• _PROVIDED DATA_:
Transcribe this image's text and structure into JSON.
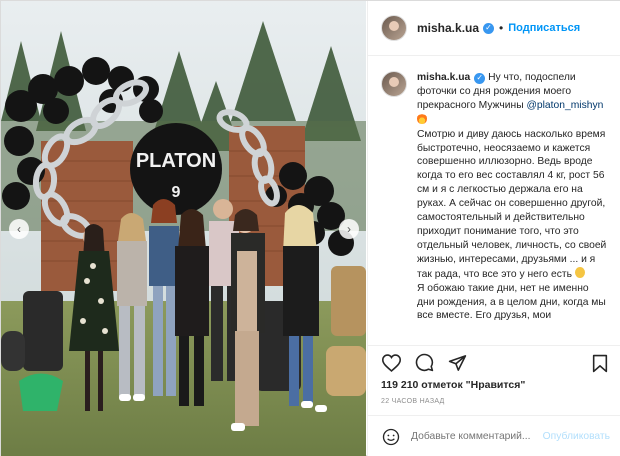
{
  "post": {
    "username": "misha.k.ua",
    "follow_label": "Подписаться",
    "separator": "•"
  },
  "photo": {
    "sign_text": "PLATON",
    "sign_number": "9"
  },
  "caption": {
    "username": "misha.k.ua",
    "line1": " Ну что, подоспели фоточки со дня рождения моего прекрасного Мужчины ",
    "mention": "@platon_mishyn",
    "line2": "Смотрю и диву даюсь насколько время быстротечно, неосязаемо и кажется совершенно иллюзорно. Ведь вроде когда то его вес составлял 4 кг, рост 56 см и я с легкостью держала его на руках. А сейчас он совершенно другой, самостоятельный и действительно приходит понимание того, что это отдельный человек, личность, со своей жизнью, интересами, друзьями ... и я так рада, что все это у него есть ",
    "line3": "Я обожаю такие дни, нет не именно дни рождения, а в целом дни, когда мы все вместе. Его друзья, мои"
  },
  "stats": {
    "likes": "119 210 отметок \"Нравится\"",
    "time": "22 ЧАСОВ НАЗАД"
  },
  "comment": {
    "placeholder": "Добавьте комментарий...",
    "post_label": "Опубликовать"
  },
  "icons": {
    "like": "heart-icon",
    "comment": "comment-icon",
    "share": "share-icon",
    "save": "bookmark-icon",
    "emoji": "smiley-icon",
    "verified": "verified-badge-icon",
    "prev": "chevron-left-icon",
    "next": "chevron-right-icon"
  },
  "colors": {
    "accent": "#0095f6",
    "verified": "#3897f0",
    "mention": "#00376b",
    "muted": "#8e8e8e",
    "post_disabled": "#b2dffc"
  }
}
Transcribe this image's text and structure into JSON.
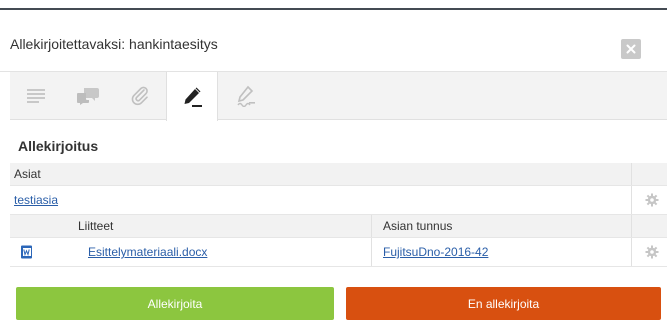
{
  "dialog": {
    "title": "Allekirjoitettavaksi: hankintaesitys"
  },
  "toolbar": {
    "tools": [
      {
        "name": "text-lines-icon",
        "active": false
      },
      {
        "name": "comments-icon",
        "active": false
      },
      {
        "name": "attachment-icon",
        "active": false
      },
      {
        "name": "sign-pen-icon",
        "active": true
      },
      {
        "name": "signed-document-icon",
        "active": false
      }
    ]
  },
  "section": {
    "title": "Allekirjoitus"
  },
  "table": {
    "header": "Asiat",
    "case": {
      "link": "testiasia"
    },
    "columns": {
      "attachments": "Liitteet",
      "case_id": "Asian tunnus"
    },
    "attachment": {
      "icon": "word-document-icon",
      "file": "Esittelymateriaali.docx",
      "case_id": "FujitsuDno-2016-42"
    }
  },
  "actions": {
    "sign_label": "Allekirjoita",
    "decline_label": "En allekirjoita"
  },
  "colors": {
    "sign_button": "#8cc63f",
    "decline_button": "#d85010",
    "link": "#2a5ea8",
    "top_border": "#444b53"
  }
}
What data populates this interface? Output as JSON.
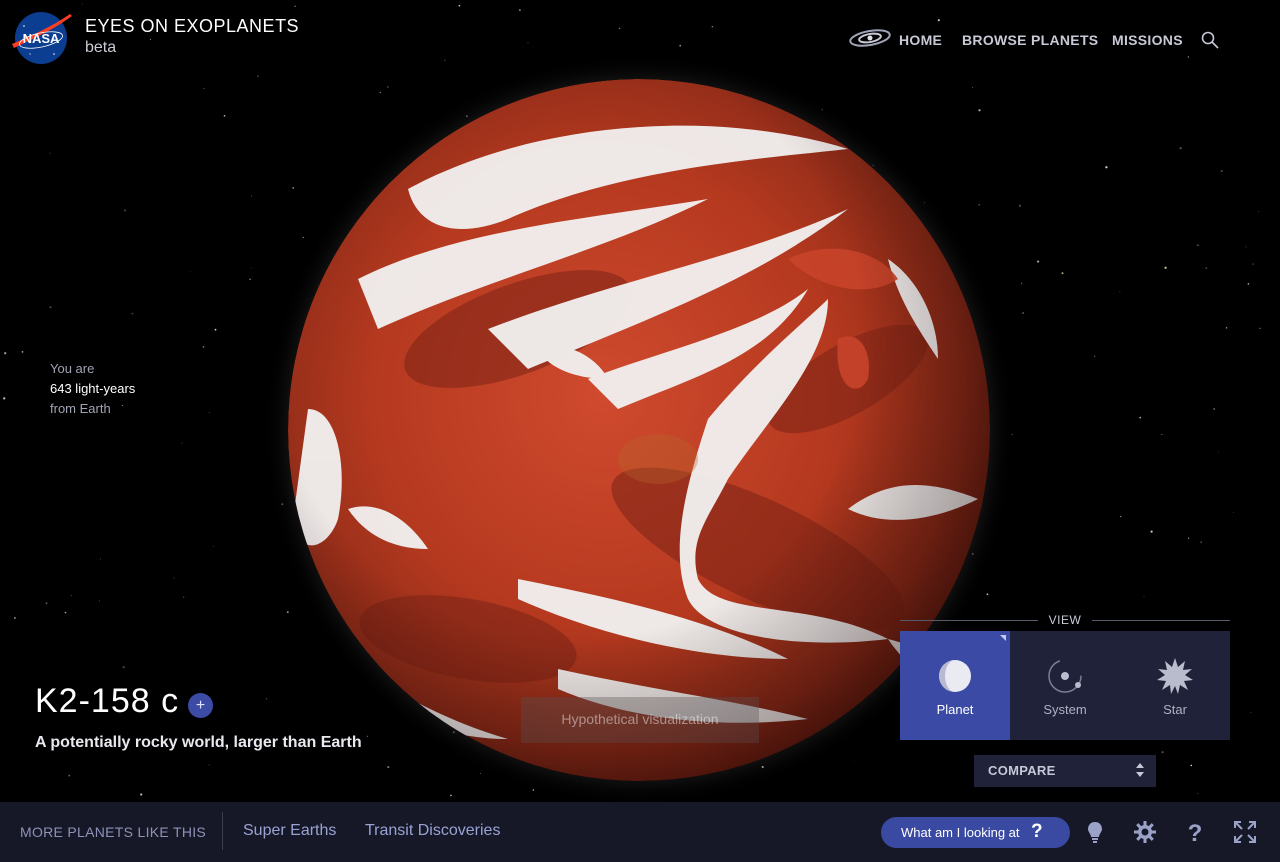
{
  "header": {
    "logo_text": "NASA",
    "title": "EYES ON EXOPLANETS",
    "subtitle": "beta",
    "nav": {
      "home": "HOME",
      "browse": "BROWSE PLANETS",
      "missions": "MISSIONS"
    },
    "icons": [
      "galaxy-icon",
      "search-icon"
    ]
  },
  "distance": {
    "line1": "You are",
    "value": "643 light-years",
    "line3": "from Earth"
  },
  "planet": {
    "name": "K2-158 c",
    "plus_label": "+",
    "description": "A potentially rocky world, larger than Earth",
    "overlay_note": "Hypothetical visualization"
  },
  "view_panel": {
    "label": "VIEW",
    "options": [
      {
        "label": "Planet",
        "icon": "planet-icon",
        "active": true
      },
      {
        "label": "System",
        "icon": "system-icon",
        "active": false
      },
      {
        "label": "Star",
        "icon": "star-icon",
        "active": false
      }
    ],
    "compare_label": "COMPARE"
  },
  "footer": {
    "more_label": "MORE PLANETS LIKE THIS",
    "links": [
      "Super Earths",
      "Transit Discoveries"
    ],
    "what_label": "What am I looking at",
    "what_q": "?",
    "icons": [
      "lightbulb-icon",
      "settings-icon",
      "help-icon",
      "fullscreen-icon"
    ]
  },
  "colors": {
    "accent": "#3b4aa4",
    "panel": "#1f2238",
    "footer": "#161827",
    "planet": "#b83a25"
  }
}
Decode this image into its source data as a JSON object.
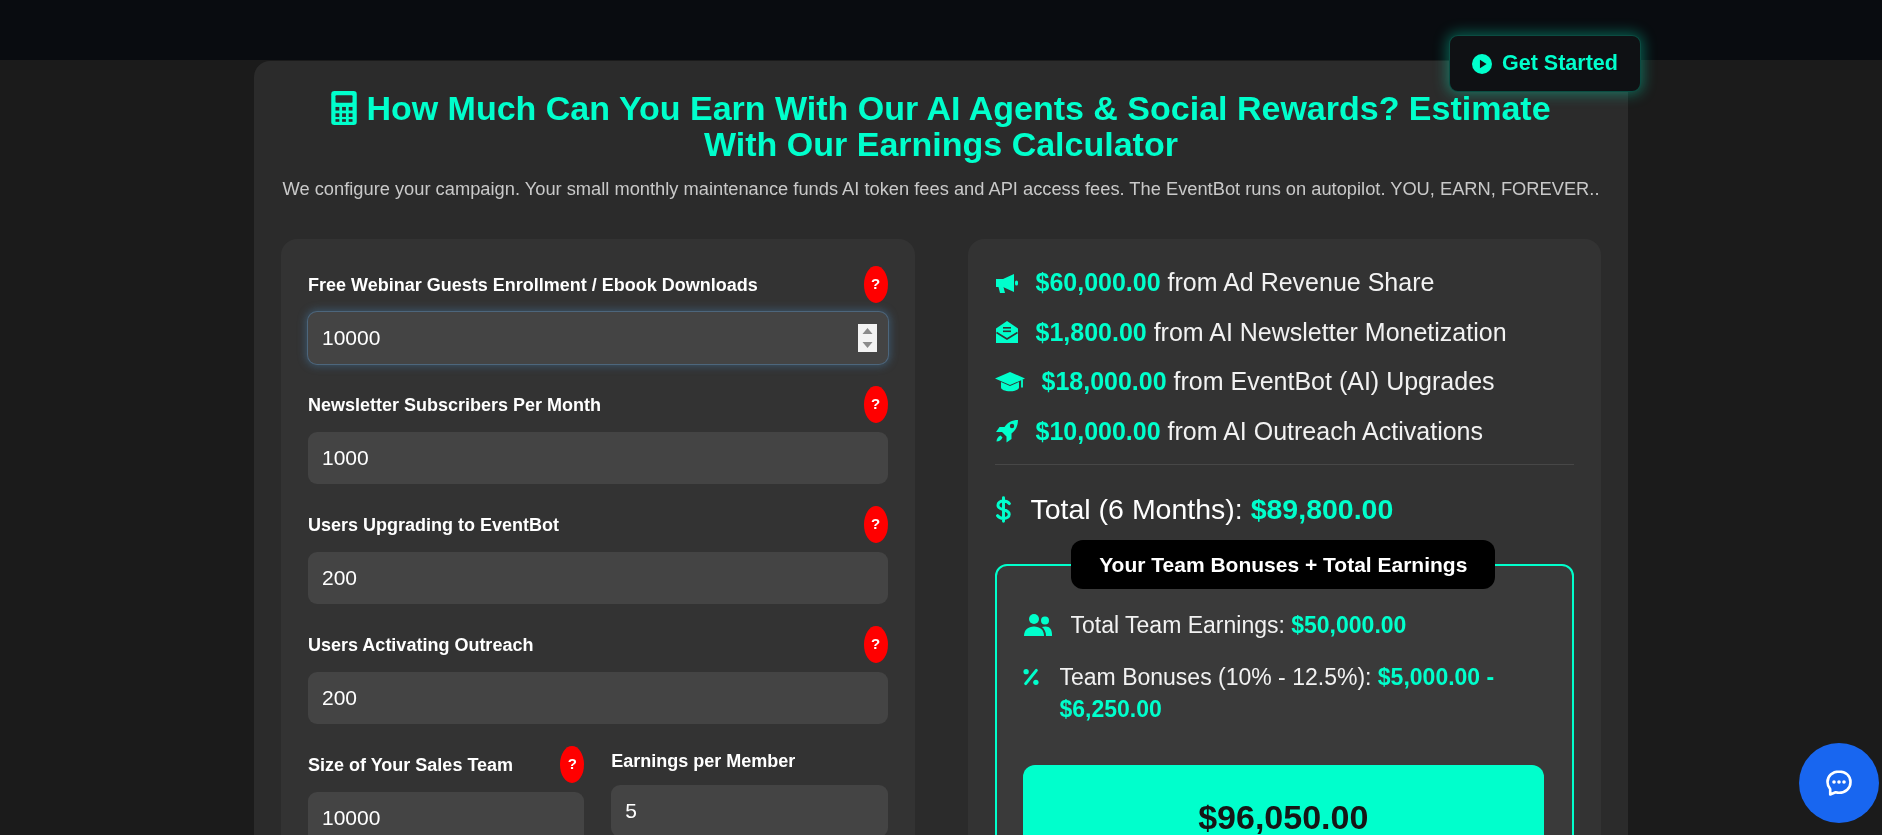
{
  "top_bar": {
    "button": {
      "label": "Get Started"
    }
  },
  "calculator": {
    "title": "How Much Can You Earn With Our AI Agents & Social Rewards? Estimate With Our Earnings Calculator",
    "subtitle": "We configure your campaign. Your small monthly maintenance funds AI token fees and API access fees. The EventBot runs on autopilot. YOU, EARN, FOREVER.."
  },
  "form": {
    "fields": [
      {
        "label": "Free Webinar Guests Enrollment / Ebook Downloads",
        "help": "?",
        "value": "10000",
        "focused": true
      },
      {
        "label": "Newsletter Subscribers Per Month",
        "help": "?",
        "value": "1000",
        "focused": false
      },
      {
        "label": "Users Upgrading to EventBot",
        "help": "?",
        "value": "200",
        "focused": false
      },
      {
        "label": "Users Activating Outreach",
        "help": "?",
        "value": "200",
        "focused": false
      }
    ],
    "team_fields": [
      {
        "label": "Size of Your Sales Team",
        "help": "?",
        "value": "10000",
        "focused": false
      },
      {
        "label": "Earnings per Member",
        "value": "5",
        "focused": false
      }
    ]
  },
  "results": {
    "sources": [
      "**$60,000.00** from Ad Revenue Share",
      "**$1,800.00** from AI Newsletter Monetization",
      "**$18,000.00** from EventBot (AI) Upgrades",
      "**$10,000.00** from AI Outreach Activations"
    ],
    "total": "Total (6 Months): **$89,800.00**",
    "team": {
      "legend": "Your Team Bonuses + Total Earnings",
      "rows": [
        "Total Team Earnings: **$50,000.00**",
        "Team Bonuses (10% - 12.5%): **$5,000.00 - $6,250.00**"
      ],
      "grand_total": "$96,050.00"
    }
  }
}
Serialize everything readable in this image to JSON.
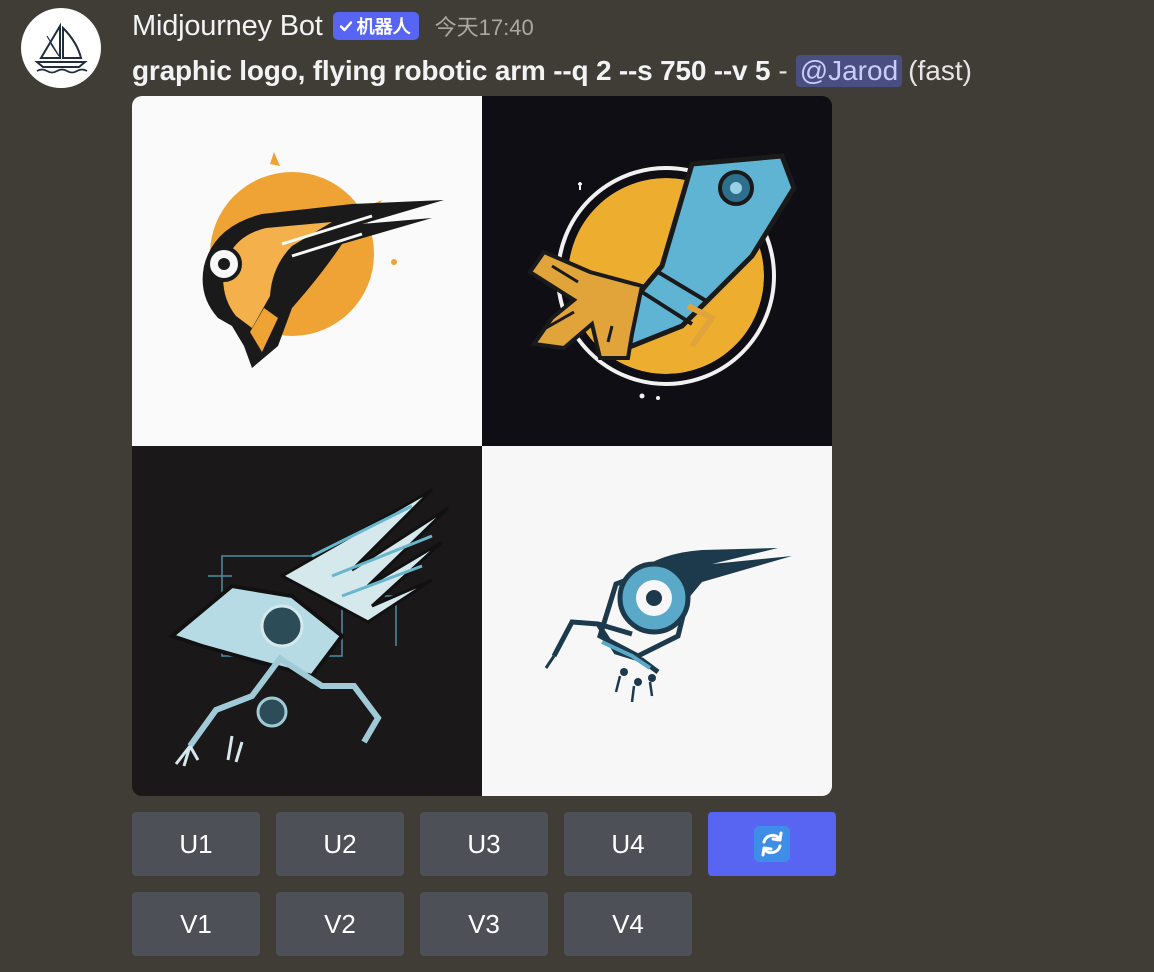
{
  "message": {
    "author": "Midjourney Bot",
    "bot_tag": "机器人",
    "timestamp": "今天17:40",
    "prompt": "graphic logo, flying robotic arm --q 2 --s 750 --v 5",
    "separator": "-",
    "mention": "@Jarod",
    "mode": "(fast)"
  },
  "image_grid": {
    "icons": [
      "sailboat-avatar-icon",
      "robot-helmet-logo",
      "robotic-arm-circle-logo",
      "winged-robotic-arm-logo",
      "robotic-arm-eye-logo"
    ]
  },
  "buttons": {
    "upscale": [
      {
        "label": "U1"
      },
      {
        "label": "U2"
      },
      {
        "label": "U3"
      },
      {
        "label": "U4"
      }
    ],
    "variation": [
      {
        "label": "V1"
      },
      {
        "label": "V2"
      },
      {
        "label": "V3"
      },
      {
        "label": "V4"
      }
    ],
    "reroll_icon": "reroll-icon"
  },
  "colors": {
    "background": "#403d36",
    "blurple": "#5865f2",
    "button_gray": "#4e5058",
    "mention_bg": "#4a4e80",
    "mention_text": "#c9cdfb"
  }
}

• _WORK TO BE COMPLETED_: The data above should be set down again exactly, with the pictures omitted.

• _THE ANSWER_:
Transcribe this image's text and structure into JSON.
{
  "post": {
    "username": "misha.k.ua",
    "follow_label": "Подписаться",
    "separator": "•"
  },
  "photo": {
    "sign_text": "PLATON",
    "sign_number": "9"
  },
  "caption": {
    "username": "misha.k.ua",
    "line1": " Ну что, подоспели фоточки со дня рождения моего прекрасного Мужчины ",
    "mention": "@platon_mishyn",
    "line2": "Смотрю и диву даюсь насколько время быстротечно, неосязаемо и кажется совершенно иллюзорно. Ведь вроде когда то его вес составлял 4 кг, рост 56 см и я с легкостью держала его на руках. А сейчас он совершенно другой, самостоятельный и действительно приходит понимание того, что это отдельный человек, личность, со своей жизнью, интересами, друзьями ... и я так рада, что все это у него есть ",
    "line3": "Я обожаю такие дни, нет не именно дни рождения, а в целом дни, когда мы все вместе. Его друзья, мои"
  },
  "stats": {
    "likes": "119 210 отметок \"Нравится\"",
    "time": "22 ЧАСОВ НАЗАД"
  },
  "comment": {
    "placeholder": "Добавьте комментарий...",
    "post_label": "Опубликовать"
  },
  "icons": {
    "like": "heart-icon",
    "comment": "comment-icon",
    "share": "share-icon",
    "save": "bookmark-icon",
    "emoji": "smiley-icon",
    "verified": "verified-badge-icon",
    "prev": "chevron-left-icon",
    "next": "chevron-right-icon"
  },
  "colors": {
    "accent": "#0095f6",
    "verified": "#3897f0",
    "mention": "#00376b",
    "muted": "#8e8e8e",
    "post_disabled": "#b2dffc"
  }
}
Transcribe this image's text and structure into JSON.
{
  "dialog": {
    "title": "Allekirjoitettavaksi: hankintaesitys"
  },
  "toolbar": {
    "tools": [
      {
        "name": "text-lines-icon",
        "active": false
      },
      {
        "name": "comments-icon",
        "active": false
      },
      {
        "name": "attachment-icon",
        "active": false
      },
      {
        "name": "sign-pen-icon",
        "active": true
      },
      {
        "name": "signed-document-icon",
        "active": false
      }
    ]
  },
  "section": {
    "title": "Allekirjoitus"
  },
  "table": {
    "header": "Asiat",
    "case": {
      "link": "testiasia"
    },
    "columns": {
      "attachments": "Liitteet",
      "case_id": "Asian tunnus"
    },
    "attachment": {
      "icon": "word-document-icon",
      "file": "Esittelymateriaali.docx",
      "case_id": "FujitsuDno-2016-42"
    }
  },
  "actions": {
    "sign_label": "Allekirjoita",
    "decline_label": "En allekirjoita"
  },
  "colors": {
    "sign_button": "#8cc63f",
    "decline_button": "#d85010",
    "link": "#2a5ea8",
    "top_border": "#444b53"
  }
}
What data populates this interface? Output as JSON.
{
  "header": {
    "logo_text": "NASA",
    "title": "EYES ON EXOPLANETS",
    "subtitle": "beta",
    "nav": {
      "home": "HOME",
      "browse": "BROWSE PLANETS",
      "missions": "MISSIONS"
    },
    "icons": [
      "galaxy-icon",
      "search-icon"
    ]
  },
  "distance": {
    "line1": "You are",
    "value": "643 light-years",
    "line3": "from Earth"
  },
  "planet": {
    "name": "K2-158 c",
    "plus_label": "+",
    "description": "A potentially rocky world, larger than Earth",
    "overlay_note": "Hypothetical visualization"
  },
  "view_panel": {
    "label": "VIEW",
    "options": [
      {
        "label": "Planet",
        "icon": "planet-icon",
        "active": true
      },
      {
        "label": "System",
        "icon": "system-icon",
        "active": false
      },
      {
        "label": "Star",
        "icon": "star-icon",
        "active": false
      }
    ],
    "compare_label": "COMPARE"
  },
  "footer": {
    "more_label": "MORE PLANETS LIKE THIS",
    "links": [
      "Super Earths",
      "Transit Discoveries"
    ],
    "what_label": "What am I looking at",
    "what_q": "?",
    "icons": [
      "lightbulb-icon",
      "settings-icon",
      "help-icon",
      "fullscreen-icon"
    ]
  },
  "colors": {
    "accent": "#3b4aa4",
    "panel": "#1f2238",
    "footer": "#161827",
    "planet": "#b83a25"
  }
}
Decode this image into its source data as a JSON object.
{
  "top_bar": {
    "button": {
      "label": "Get Started"
    }
  },
  "calculator": {
    "title": "How Much Can You Earn With Our AI Agents & Social Rewards? Estimate With Our Earnings Calculator",
    "subtitle": "We configure your campaign. Your small monthly maintenance funds AI token fees and API access fees. The EventBot runs on autopilot. YOU, EARN, FOREVER.."
  },
  "form": {
    "fields": [
      {
        "label": "Free Webinar Guests Enrollment / Ebook Downloads",
        "help": "?",
        "value": "10000",
        "focused": true
      },
      {
        "label": "Newsletter Subscribers Per Month",
        "help": "?",
        "value": "1000",
        "focused": false
      },
      {
        "label": "Users Upgrading to EventBot",
        "help": "?",
        "value": "200",
        "focused": false
      },
      {
        "label": "Users Activating Outreach",
        "help": "?",
        "value": "200",
        "focused": false
      }
    ],
    "team_fields": [
      {
        "label": "Size of Your Sales Team",
        "help": "?",
        "value": "10000",
        "focused": false
      },
      {
        "label": "Earnings per Member",
        "value": "5",
        "focused": false
      }
    ]
  },
  "results": {
    "sources": [
      "**$60,000.00** from Ad Revenue Share",
      "**$1,800.00** from AI Newsletter Monetization",
      "**$18,000.00** from EventBot (AI) Upgrades",
      "**$10,000.00** from AI Outreach Activations"
    ],
    "total": "Total (6 Months): **$89,800.00**",
    "team": {
      "legend": "Your Team Bonuses + Total Earnings",
      "rows": [
        "Total Team Earnings: **$50,000.00**",
        "Team Bonuses (10% - 12.5%): **$5,000.00 - $6,250.00**"
      ],
      "grand_total": "$96,050.00"
    }
  }
}
Serialize everything readable in this image to JSON.
{
  "message": {
    "author": "Midjourney Bot",
    "bot_tag": "机器人",
    "timestamp": "今天17:40",
    "prompt": "graphic logo, flying robotic arm --q 2 --s 750 --v 5",
    "separator": "-",
    "mention": "@Jarod",
    "mode": "(fast)"
  },
  "image_grid": {
    "icons": [
      "sailboat-avatar-icon",
      "robot-helmet-logo",
      "robotic-arm-circle-logo",
      "winged-robotic-arm-logo",
      "robotic-arm-eye-logo"
    ]
  },
  "buttons": {
    "upscale": [
      {
        "label": "U1"
      },
      {
        "label": "U2"
      },
      {
        "label": "U3"
      },
      {
        "label": "U4"
      }
    ],
    "variation": [
      {
        "label": "V1"
      },
      {
        "label": "V2"
      },
      {
        "label": "V3"
      },
      {
        "label": "V4"
      }
    ],
    "reroll_icon": "reroll-icon"
  },
  "colors": {
    "background": "#403d36",
    "blurple": "#5865f2",
    "button_gray": "#4e5058",
    "mention_bg": "#4a4e80",
    "mention_text": "#c9cdfb"
  }
}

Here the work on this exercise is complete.